Arlindo helped Mary for nearly 15 years, with household maintenance, driving her to appointments and assisting her with chores. Mary made a will bequesting $100,000 to Arlindo. She also had her stepson deliver a cheque for $100,000 to Arlindo with instructions for him to take it to the bank the next day. Arlindo attended at the bank to cash the cheque. While Mary had more than $100,000 at the bank, her chequing account did not contain sufficient funds for the cheque to clear. Six days later, Mary died.
Mary’s stepson, her estate trustee, initially told Arlindo that he would receive $100,000 under the will and another $100,000 to cover the cheque. However, after receiving legal advice, the estate trustee took the position that the cheque was an imperfect gift. Arlindo commenced an application for the value of the cheque which was dismissed earlier this year (my co-blogger Darren Lund blogged about the application judge’s ruling here).
The Court of Appeal agreed with the application judge’s ruling. Chief Justice Strathy held that the application judge had correctly identified the test for a valid gift: (a) the donor’s intention to make a gift; (b) acceptance of the gift by the donee; and (c) delivery of the gift to the donee. Clearly, the first two requirements had been met as Mary intended to make the gift and Arlindo accepted it.
Arlindo argued that the gift by cheque was perfected by delivery. The Court of Appeal disagreed. Mary could not give what she did not have: because there was insufficient funds to cash the cheque, it was never delivered. A gift by cheque is only delivered when it is successfully cashed (after all, before the cheque was cashed Mary always had the option of putting in a stop payment).

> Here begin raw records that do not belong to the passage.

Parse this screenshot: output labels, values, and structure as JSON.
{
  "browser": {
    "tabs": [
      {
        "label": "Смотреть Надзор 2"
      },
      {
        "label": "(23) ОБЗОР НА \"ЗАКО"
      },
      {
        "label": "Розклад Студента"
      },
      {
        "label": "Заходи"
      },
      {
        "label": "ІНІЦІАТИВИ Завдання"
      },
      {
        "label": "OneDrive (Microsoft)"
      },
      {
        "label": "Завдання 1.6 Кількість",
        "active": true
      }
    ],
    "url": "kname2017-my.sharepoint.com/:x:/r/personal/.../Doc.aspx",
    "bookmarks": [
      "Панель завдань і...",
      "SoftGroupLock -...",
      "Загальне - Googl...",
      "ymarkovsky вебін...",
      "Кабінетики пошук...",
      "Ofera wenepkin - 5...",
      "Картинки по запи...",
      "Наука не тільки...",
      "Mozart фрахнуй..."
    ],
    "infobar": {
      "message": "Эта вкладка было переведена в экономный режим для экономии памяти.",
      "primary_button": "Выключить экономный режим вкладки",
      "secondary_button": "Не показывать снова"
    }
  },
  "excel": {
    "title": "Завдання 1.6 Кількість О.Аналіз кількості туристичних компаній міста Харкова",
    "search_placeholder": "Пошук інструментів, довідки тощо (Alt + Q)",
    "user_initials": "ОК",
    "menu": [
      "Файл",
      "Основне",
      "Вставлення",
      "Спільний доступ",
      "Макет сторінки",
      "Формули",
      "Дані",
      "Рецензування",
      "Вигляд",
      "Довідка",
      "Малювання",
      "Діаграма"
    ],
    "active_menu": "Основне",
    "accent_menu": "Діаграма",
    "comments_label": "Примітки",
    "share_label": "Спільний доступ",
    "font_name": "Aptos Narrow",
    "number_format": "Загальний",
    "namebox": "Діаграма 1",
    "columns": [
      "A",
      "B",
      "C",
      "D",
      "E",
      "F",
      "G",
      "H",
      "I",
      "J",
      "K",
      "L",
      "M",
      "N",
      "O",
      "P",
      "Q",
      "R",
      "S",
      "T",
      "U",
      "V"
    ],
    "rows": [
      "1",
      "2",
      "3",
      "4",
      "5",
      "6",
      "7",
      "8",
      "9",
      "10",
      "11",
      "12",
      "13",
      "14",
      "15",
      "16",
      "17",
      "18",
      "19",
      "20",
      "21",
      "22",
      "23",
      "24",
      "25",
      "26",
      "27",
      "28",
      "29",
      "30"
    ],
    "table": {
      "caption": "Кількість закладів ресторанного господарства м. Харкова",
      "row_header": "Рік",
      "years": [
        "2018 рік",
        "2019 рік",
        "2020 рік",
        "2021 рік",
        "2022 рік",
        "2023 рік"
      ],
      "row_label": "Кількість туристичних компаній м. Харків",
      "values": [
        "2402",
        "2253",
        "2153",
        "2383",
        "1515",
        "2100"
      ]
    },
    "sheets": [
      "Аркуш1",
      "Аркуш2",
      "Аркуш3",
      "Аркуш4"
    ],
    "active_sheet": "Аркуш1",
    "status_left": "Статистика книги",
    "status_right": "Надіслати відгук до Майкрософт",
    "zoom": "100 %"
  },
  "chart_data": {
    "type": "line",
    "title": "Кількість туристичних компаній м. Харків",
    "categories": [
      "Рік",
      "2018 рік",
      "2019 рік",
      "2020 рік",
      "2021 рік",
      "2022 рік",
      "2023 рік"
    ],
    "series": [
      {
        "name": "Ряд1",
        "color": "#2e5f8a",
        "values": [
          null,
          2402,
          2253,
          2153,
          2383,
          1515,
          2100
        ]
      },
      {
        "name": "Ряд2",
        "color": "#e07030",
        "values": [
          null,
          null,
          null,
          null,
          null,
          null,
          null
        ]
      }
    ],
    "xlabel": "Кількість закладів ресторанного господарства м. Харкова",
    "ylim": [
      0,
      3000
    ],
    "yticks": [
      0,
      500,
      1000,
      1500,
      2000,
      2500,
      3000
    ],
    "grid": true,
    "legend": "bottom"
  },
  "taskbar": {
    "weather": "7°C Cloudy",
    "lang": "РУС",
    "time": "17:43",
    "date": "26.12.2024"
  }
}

Arlindo argued that he had a claim in contract with his good deeds being the consideration. But the Chief Justice found no palpable or overriding error in the application judge’s determination that Arlindo’s good deeds were performed gratuitously with no expectation of compensation. As there was no consideration, Arlindo also had no argument under the Bills of Exchange Act (this statute allows a claim where a cheque is dishonoured but only where there is consideration.
There were also no equitable principles that assisted Arlindo. The equitable doctrine of estoppel by convention holds parties to the facts or law or other assumption they have agreed to as the basis for a transaction to which they are parties. Here, Arlindo did not act in reliance on the assumption that Mary’s cheque would be honoured: he simply hoped he would receive the gift.
The Court of Appeal declined to interfere with the application judge’s cost award, which took into account the relevant legal principles and Arlindo’s failure to accept a “generous offer” to settle.
Ironically, had Arlindo been more grasping and mercenary with his elderly neighbour he may have been able to establish that he had provided consideration for the $100,000 cheque. However, it was clear his acts were gratuitous. Ultimately then, the only real question was whether the gift was delivered. The principle of nemo dat quod non habet applied – Mary could not give what she did not have in her account and the gift could not have been delivered. While the estate trustee’s instincts were to pay out the cheques, he ultimately “could not” do so; as a fiduciary he had a responsibility to the estate and could not make gratuitous payments out to Arlindo.
At the end of the day, Arlindo did receive $100,000 under Mary’s will (of course, he is also on the hook for his legal fees before the application judge and the Court of Appeal).